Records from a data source
──────────

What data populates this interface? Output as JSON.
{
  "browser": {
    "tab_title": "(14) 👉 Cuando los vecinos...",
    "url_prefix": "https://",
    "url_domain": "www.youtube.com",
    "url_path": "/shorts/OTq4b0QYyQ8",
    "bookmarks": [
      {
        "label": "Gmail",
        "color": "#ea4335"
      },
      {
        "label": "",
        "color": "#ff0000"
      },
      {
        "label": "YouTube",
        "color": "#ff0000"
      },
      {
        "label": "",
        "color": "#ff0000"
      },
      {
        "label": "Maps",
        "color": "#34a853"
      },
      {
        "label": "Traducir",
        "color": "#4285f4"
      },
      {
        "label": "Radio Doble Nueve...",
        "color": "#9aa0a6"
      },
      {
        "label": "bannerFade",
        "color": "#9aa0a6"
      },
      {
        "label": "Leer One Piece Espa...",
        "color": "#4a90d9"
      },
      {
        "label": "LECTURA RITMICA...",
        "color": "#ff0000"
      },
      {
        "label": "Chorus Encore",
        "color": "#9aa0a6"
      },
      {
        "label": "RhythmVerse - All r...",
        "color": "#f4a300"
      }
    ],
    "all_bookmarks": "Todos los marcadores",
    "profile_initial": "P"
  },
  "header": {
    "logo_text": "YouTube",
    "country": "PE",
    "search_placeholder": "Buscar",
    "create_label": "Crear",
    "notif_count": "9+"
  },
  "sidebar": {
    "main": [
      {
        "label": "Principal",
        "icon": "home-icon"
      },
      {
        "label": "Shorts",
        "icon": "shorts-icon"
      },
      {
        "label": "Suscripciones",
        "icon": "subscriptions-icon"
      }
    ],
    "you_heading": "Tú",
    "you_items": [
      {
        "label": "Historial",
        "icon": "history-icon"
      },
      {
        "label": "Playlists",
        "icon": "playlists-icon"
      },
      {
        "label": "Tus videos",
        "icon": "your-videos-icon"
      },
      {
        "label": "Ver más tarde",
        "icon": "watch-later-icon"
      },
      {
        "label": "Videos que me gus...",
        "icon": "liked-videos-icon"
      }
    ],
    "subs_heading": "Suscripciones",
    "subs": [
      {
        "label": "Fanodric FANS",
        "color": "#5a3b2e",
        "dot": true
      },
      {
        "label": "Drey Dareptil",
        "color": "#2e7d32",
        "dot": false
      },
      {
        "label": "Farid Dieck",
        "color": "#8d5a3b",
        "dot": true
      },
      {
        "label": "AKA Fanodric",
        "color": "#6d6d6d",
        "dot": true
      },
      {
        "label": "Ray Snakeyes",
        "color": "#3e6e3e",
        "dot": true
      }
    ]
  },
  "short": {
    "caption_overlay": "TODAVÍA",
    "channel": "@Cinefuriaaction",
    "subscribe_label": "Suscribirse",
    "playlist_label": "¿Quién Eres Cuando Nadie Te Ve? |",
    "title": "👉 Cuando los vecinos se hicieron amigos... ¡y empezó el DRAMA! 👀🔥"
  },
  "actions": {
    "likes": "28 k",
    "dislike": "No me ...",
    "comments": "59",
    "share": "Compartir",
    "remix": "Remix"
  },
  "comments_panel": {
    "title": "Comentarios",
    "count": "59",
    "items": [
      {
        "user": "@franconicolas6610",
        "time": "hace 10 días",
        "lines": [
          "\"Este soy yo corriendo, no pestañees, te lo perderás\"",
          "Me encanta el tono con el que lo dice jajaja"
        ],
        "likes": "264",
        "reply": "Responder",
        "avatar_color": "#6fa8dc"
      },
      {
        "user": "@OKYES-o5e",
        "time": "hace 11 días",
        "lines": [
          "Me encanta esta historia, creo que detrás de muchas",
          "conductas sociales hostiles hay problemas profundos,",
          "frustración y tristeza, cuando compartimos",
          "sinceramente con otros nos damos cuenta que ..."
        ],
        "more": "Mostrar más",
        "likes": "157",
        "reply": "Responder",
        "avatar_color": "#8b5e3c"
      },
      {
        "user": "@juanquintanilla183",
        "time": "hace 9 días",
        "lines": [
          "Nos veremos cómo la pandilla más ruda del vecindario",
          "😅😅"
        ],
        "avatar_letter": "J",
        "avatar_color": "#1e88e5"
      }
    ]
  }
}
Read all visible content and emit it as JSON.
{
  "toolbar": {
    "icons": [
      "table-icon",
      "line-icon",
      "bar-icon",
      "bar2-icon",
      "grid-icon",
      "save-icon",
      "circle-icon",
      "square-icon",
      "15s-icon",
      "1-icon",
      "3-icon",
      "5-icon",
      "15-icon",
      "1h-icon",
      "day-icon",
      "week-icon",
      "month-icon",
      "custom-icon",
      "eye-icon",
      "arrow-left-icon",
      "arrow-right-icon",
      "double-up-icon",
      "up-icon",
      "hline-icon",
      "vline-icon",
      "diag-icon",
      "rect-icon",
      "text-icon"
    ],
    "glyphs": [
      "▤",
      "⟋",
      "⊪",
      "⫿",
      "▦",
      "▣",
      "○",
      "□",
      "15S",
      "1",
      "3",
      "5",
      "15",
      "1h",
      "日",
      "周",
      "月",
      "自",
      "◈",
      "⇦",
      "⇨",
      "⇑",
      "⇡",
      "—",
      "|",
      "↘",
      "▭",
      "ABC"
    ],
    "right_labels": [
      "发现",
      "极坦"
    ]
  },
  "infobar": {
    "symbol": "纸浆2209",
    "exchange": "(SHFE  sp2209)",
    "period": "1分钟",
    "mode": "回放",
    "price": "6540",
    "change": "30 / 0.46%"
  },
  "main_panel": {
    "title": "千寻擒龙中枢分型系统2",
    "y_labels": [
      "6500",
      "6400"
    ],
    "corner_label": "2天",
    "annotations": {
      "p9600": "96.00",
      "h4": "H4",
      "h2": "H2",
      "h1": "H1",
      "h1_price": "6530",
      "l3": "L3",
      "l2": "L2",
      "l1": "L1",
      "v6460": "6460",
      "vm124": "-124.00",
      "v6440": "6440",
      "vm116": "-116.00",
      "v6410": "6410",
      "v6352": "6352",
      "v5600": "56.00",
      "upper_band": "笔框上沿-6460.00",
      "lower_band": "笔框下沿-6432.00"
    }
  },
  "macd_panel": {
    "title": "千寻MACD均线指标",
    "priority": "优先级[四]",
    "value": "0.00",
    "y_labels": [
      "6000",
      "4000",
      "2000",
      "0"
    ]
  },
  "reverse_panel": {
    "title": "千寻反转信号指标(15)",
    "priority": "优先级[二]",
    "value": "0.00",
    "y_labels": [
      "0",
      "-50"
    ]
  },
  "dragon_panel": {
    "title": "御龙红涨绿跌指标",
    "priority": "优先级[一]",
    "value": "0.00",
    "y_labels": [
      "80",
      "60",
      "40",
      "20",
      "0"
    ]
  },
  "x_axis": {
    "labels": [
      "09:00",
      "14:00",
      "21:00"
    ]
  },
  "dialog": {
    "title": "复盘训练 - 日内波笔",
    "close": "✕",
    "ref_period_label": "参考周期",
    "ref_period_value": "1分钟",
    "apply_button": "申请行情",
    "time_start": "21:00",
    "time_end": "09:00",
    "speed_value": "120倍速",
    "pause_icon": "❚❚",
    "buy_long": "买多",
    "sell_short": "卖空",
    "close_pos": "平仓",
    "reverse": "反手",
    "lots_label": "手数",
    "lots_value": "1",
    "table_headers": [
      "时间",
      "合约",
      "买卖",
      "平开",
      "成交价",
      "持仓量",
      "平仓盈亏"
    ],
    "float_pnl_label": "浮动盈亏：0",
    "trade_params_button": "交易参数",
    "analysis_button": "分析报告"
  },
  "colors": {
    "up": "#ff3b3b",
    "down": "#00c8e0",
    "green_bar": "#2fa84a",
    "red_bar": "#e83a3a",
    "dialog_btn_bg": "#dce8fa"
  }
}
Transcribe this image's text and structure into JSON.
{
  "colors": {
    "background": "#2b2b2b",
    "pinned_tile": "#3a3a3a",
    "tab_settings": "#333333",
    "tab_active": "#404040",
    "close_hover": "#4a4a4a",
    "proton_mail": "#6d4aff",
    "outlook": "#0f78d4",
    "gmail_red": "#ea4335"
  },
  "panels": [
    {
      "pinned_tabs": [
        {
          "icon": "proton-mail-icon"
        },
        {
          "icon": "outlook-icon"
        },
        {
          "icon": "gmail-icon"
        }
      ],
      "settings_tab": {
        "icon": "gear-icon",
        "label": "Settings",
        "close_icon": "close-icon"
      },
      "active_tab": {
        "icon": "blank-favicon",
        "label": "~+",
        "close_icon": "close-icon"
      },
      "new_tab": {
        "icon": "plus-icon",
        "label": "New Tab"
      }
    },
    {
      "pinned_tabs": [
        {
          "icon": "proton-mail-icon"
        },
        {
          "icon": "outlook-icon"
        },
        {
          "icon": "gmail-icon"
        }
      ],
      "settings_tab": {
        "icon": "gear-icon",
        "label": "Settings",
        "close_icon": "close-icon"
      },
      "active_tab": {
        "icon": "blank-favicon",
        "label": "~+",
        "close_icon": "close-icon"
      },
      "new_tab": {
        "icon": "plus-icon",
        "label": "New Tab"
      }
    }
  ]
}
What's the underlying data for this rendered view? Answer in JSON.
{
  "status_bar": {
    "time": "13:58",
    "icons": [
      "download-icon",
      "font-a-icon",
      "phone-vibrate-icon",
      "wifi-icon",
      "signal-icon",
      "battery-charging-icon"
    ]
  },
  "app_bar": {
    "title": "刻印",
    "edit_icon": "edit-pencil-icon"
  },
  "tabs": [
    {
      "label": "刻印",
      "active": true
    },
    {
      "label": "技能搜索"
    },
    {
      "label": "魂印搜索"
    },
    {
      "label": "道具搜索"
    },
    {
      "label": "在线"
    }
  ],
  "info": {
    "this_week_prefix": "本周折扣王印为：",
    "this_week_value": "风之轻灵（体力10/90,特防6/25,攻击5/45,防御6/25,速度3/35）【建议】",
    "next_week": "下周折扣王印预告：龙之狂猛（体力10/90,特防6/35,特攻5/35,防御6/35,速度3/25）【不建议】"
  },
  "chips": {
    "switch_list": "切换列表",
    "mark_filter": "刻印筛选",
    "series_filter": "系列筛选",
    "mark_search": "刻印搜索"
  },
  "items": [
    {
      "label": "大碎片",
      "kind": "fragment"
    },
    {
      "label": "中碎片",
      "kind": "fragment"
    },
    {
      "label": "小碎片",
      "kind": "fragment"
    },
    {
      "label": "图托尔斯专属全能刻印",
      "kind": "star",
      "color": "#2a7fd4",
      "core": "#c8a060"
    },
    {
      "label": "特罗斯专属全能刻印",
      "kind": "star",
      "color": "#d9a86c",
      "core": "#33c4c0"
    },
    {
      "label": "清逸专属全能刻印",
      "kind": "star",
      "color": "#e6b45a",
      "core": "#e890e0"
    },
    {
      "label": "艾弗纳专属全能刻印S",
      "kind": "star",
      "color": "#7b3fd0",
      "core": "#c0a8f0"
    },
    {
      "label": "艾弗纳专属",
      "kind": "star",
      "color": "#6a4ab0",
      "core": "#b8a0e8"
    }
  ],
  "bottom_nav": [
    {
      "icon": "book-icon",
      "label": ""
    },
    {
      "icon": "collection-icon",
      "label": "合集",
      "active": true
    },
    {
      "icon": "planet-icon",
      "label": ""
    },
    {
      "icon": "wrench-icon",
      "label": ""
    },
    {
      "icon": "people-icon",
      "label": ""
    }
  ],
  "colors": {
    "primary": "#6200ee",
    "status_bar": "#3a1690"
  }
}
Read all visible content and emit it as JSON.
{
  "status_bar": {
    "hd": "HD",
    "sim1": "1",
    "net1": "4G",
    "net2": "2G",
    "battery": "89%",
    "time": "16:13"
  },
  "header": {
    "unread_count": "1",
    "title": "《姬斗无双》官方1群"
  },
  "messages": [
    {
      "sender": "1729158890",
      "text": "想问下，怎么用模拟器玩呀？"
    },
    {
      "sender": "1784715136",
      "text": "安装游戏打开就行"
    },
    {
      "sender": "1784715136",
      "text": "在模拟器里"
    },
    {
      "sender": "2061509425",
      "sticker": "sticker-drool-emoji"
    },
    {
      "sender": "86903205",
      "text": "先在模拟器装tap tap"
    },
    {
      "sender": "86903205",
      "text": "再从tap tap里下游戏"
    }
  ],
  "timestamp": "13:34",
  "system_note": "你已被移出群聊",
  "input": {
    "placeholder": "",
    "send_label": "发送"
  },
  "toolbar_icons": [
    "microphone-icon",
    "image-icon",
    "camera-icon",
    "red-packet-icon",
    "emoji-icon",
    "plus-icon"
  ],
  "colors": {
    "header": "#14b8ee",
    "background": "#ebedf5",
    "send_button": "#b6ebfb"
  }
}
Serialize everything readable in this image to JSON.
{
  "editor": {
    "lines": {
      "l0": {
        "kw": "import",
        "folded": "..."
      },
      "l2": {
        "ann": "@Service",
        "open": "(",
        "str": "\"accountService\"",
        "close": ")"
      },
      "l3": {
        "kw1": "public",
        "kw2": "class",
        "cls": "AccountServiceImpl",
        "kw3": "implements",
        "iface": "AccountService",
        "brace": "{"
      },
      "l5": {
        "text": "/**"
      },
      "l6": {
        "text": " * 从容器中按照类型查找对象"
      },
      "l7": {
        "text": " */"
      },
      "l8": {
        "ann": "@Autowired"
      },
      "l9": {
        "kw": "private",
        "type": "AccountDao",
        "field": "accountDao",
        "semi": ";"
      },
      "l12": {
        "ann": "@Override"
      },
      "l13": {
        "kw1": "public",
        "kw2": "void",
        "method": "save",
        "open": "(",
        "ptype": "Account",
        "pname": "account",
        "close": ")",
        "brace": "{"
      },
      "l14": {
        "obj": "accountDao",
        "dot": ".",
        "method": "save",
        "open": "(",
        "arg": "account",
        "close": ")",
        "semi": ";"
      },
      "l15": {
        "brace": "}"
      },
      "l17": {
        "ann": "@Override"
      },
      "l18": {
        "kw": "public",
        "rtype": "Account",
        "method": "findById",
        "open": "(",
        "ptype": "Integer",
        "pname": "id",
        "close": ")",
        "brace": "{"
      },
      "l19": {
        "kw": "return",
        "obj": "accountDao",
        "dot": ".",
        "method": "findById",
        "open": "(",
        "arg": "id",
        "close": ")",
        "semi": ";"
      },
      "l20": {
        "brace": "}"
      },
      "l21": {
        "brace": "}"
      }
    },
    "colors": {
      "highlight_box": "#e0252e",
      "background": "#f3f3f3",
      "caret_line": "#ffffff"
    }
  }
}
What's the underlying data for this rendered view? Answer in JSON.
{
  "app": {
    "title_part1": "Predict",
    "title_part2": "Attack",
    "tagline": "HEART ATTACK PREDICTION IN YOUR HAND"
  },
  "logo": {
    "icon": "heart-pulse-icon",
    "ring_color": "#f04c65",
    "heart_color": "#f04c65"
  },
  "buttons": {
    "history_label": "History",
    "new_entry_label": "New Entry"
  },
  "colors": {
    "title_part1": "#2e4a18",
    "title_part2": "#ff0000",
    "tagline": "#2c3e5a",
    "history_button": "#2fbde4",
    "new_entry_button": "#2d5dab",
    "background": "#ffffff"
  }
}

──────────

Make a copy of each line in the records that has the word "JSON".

**Written solution**
What data populates this interface? Output as JSON.
Read all visible content and emit it as JSON.
Transcribe this image's text and structure into JSON.
What's the underlying data for this rendered view? Answer in JSON.
Read all visible content and emit it as JSON.
Serialize everything readable in this image to JSON.
What's the underlying data for this rendered view? Answer in JSON.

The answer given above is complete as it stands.